Content starts

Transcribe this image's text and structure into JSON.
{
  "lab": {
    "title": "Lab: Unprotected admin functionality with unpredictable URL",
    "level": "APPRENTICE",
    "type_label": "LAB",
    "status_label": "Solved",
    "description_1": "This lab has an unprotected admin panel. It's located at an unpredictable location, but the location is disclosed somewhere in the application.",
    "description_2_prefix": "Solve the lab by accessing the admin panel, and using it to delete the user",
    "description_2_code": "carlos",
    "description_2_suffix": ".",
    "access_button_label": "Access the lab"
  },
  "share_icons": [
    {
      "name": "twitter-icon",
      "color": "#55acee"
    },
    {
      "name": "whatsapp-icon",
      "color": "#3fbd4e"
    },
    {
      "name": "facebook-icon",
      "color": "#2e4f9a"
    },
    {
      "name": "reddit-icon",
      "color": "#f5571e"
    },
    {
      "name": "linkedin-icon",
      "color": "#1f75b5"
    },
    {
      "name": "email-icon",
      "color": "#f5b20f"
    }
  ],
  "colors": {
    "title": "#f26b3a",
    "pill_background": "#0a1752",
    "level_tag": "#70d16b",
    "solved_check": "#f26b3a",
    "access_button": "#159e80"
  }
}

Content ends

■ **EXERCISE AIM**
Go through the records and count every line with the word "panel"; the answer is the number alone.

■ **OUTPUT OF THE EXERCISE**
2